Google met with the producers of 360 degree film cams, for example,Giroptic’s 360cam, Bublcam, Kodak’s SP360IC, Real Tech’s Allie and RICOH THETA. If you’re looking to create your own 360-degree masterpiece, you’ll have to go through a more complex of a process than simply uploading a video to YouTube and calling it a day. The best way to watch these is probably with Cardboard or something equivalent for now, but with the rapid growth of OEM interest in virtual reality and other immersive viewing headsets, this YouTube update paves the way for a future in which we watch from inside the online movie. The process is a little clunky at the moment, with a requirement that you run a Python script to ensure the correct metadata is applied to your video file to get YouTube to recognize the upload as a 360-degree clip, but YouTube says it’s working on automating that part of the process so that likely won’t apply for long.

For the present, those shooting 360 degree features will need to incorporate a script that will permit YouTube to transfer the video with the right metadata. With the 360-degree option, filmmakers and brands will be able to offer a unique experience by letting viewers watch scenes from multiple angles. “You share incredible videos with your fans every second of the day, but what if you could share even more in that video?

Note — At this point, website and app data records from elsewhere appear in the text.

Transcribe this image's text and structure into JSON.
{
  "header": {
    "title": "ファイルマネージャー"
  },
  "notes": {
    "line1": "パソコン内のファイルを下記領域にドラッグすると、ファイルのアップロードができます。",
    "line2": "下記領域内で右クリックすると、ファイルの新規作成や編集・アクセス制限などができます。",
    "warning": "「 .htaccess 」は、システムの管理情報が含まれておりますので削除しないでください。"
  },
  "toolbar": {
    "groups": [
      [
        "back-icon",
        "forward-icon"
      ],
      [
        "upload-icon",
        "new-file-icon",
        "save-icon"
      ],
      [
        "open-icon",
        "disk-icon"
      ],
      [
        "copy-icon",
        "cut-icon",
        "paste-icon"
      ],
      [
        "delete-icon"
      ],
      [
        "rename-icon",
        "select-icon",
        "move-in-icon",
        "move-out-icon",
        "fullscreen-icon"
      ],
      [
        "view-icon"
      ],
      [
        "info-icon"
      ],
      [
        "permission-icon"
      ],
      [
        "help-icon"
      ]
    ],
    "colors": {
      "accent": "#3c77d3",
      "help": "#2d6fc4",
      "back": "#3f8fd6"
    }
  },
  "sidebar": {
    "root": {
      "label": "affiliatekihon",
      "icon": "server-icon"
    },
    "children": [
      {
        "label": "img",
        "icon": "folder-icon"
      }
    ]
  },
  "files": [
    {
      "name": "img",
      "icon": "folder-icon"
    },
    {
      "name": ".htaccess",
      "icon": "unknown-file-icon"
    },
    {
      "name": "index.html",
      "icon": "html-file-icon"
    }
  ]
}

You can’t just mash up a bunch of videos you’ve taken from different perspectives, nor can you just take one giant panorama shot and upload it for simulated 3D. In the future, Google will add additional features like auto-detecting when a 360-degree video has been uploaded, the ability to add filters (because what is life when it’s not viewed through a vaguely retro lens?), and better search functionality for finding these videos. 360 degree video may not be pervasive yet, but a growing number of hardware and software are supporting the form. YouTube making this available to everyone through its omnipresent platform means it’s becoming far easier to get your hands dirty and try things out before immersive video becomes widespread – more commonly available and affordable recording hardware should help that along, but if VR truly becomes mainstream, 360 camera accessories for things like your smartphone won’t be far behind. Only you know what’s possible.” When you upload a YouTube video with a 360-degree camera, the viewer is able to tap on the video and drag the screen to look around at different angles.

The Samsung Gear VR, which straps a Galaxy Note 4 to your face with head-tracking goggles, is itching for content beyond Google Street View videos and a handful of gaming titles. Yeah, the quality’s a little low right now—unless you bump these up to super high resolutions, it’s a bit of a mess. (Project lead Anjali Wheeler says 360 degree videos take up 4 to 5 times as much bandwidth as a traditional YouTube video.) But think about the possibilities. Using the new technology you can now look to one side and see the vast landscape from the height of a hot air balloon, then see people rope swinging off of it. If you are near the YouTube Space L.A. studio on Bluff Creek Drive in Los Angeles, the Creator Tech team is letting people try out the 360-degree cameras and put together those types of videos with help from the staff between now through April. IC Real Tech chief executive Matt Sailor tells me he’s working with a cellphone manufacturer to make a smartphone featuring his technology so smartphone users could capture the immersive videos.

Not only do they only work on Chrome and YouTube for Android (more platforms on the way), you also have to output your footage in “equirectangular” format, which is a fancy way of saying that your spherical shot has to be stretched out into a flat rectangular shape to process it properly.

Here you can write a commentary on the recording "YouTube flips the switch on 360-degree videos, image quality stuck in 2004".

* Required fields
All the reviews are moderated.
Our partners
Follow us
Contact us
Our contacts

ICQ: 423360519

About this site